Instructions for the task:
Among the entries below, find the line with "Convert this screenshot", then quote it and each following line up to and including the line with "Enumerate this screenshot's", and nothing else.

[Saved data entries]
####
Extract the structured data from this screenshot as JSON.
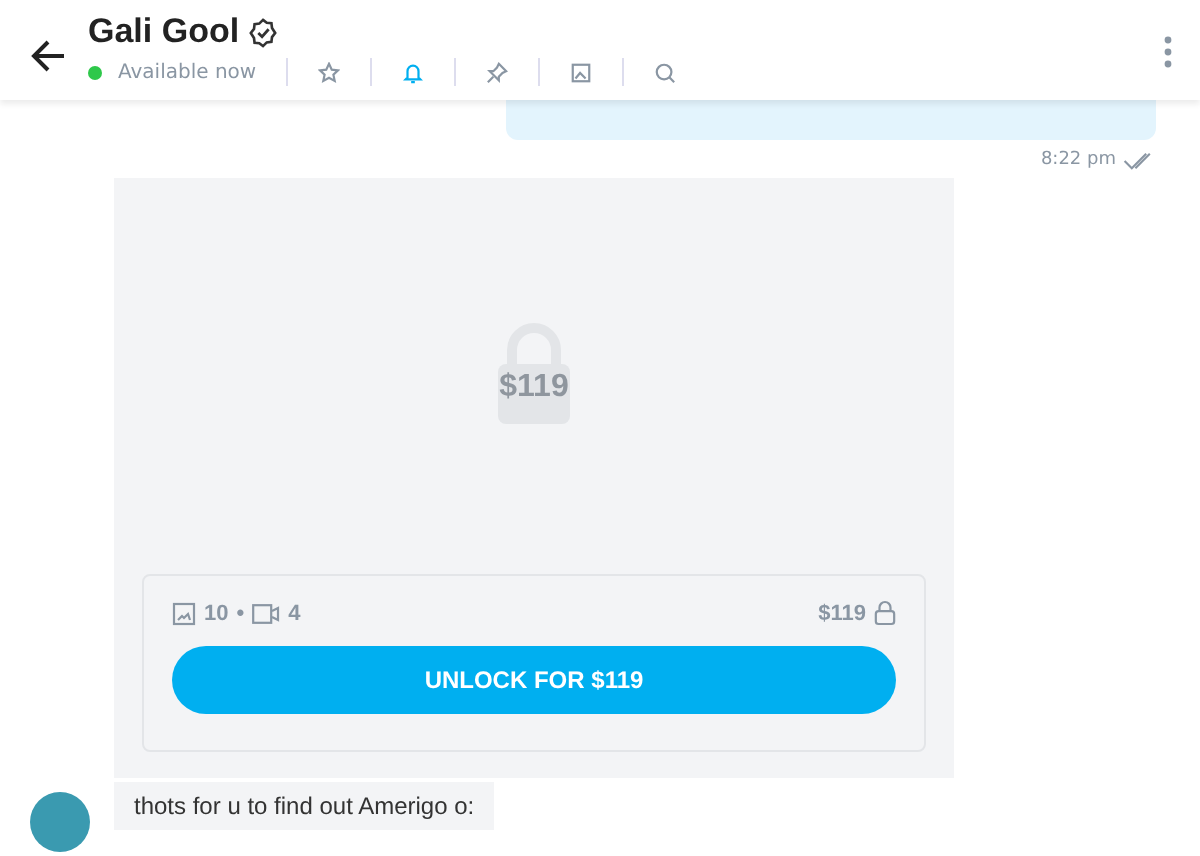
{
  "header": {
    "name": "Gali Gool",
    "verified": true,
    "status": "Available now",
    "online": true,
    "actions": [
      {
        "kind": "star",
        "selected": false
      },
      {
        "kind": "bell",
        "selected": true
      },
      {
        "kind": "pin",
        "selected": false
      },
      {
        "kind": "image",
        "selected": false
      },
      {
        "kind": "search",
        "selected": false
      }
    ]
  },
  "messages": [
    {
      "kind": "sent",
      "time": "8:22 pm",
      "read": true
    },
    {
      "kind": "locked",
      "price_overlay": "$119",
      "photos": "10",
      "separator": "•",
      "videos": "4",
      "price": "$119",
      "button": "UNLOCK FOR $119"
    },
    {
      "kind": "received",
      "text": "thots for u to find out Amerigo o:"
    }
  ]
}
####
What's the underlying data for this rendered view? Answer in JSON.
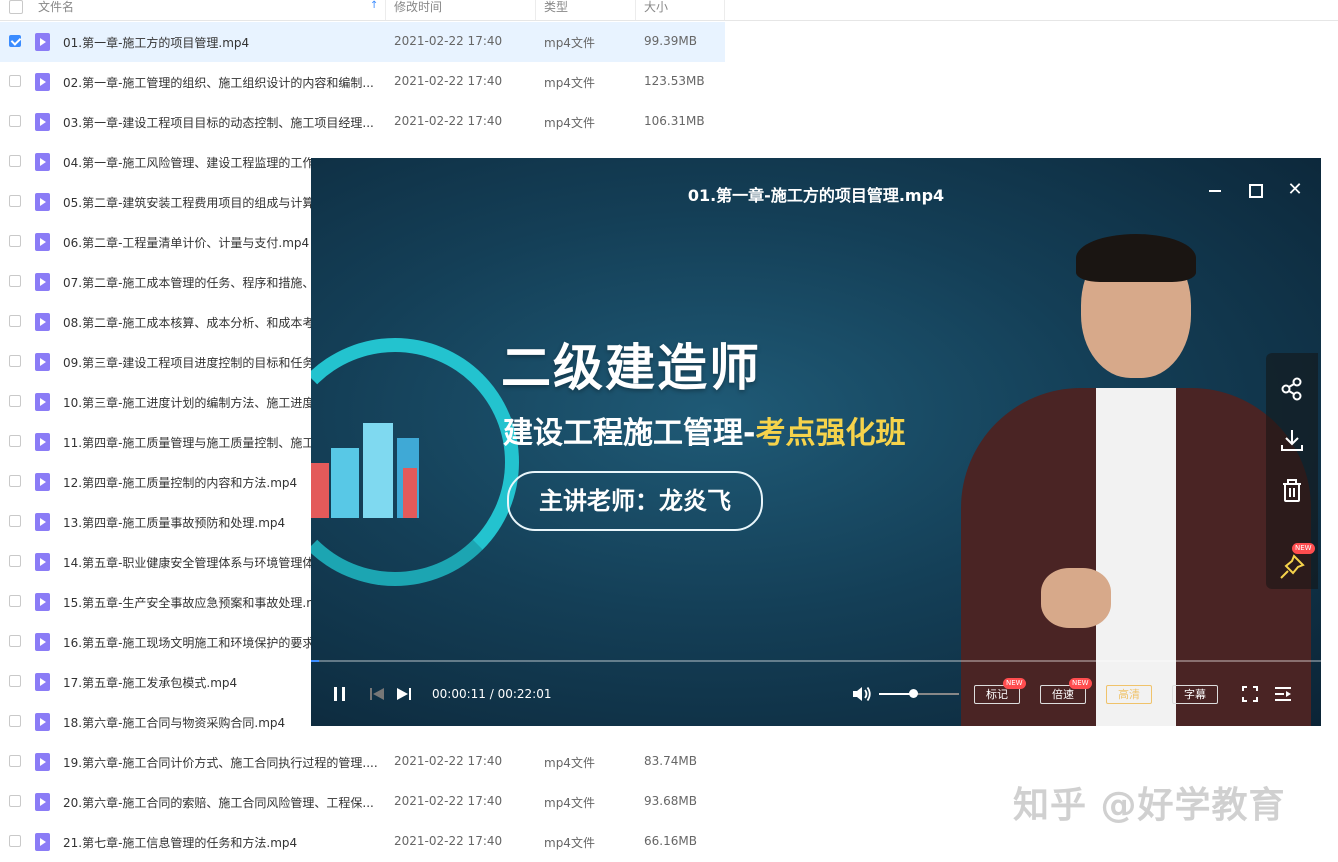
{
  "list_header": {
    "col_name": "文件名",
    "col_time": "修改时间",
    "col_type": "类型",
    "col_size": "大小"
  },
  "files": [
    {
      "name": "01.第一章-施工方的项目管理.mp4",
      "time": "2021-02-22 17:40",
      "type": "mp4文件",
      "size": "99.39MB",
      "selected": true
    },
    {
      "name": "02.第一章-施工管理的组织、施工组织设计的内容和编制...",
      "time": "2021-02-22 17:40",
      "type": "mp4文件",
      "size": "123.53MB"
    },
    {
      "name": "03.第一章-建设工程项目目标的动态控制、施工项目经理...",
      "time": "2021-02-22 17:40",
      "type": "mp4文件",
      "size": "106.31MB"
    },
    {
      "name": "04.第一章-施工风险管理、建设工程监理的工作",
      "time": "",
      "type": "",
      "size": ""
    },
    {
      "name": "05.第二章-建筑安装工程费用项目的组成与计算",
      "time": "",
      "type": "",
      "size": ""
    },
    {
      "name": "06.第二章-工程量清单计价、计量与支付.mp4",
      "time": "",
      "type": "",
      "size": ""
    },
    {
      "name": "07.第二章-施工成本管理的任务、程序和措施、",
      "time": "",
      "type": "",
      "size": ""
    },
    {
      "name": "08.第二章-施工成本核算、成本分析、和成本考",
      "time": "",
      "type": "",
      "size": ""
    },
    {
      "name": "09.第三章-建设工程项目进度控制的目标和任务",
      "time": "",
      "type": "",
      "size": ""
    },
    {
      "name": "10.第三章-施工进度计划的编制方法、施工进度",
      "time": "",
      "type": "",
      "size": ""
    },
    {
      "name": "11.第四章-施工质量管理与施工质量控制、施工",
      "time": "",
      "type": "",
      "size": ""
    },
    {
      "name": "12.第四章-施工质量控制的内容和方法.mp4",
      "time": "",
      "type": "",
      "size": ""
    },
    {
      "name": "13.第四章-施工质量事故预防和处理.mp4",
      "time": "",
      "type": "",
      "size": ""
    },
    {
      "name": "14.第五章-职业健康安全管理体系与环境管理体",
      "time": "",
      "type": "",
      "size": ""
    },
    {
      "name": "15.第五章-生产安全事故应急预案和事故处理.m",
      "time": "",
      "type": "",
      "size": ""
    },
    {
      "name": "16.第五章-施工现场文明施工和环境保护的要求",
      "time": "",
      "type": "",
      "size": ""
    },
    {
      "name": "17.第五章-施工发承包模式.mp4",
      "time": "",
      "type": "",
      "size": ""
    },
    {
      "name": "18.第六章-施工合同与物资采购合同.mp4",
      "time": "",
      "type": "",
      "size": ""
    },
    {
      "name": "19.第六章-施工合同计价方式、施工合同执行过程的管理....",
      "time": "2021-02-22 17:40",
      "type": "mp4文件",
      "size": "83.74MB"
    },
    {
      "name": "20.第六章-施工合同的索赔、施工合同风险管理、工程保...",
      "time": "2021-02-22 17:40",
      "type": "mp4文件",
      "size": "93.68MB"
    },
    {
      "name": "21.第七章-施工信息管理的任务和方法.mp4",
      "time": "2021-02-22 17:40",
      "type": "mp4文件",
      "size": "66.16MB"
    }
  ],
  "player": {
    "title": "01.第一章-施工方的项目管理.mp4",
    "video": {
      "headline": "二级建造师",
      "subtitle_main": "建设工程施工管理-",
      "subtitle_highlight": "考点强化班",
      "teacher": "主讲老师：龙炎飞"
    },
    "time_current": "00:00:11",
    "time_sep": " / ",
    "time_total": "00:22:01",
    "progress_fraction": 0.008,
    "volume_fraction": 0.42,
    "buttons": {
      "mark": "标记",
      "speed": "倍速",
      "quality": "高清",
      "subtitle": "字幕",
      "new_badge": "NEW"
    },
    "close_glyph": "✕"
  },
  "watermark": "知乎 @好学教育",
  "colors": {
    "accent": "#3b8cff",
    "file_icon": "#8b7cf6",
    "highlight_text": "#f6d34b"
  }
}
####
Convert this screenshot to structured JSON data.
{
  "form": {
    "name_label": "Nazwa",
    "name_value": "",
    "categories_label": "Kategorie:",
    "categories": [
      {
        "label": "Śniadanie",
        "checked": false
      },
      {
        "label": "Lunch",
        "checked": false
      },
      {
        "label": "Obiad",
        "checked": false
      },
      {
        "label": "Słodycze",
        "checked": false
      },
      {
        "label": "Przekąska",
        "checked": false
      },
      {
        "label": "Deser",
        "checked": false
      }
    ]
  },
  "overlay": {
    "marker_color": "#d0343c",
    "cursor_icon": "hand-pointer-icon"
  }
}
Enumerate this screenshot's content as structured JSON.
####
Task result:
Convert this screenshot to structured JSON data.
{
  "form": {
    "name_label": "Nazwa",
    "name_value": "",
    "categories_label": "Kategorie:",
    "categories": [
      {
        "label": "Śniadanie",
        "checked": false
      },
      {
        "label": "Lunch",
        "checked": false
      },
      {
        "label": "Obiad",
        "checked": false
      },
      {
        "label": "Słodycze",
        "checked": false
      },
      {
        "label": "Przekąska",
        "checked": false
      },
      {
        "label": "Deser",
        "checked": false
      }
    ]
  },
  "overlay": {
    "marker_color": "#d0343c",
    "cursor_icon": "hand-pointer-icon"
  }
}
Enumerate this screenshot's content as structured JSON.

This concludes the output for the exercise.